Work required » A single figure is the whole answer: the number of lines in the records that contain "value".
=== Begin Enclosure ===
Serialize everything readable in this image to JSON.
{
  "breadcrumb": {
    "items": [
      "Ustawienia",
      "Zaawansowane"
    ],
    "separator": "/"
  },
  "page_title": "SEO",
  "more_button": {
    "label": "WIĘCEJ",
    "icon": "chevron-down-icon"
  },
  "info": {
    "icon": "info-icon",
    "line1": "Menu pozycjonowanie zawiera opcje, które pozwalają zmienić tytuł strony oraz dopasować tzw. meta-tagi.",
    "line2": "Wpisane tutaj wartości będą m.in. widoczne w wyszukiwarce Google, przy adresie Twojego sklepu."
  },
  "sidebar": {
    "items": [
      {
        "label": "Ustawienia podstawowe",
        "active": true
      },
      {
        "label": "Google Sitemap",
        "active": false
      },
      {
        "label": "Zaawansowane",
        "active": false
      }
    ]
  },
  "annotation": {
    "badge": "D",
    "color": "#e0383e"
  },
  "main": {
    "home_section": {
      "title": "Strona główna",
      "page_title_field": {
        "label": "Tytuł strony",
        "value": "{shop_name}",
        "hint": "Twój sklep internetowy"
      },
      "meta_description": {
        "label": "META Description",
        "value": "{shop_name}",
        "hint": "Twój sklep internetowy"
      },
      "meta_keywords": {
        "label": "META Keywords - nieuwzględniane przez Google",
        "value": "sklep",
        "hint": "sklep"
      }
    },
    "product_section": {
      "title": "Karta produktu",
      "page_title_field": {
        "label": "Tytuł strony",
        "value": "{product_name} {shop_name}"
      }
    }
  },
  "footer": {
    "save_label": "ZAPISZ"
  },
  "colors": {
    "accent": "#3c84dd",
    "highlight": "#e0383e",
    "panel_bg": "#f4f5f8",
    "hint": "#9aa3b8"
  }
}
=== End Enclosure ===
Exercise result » 4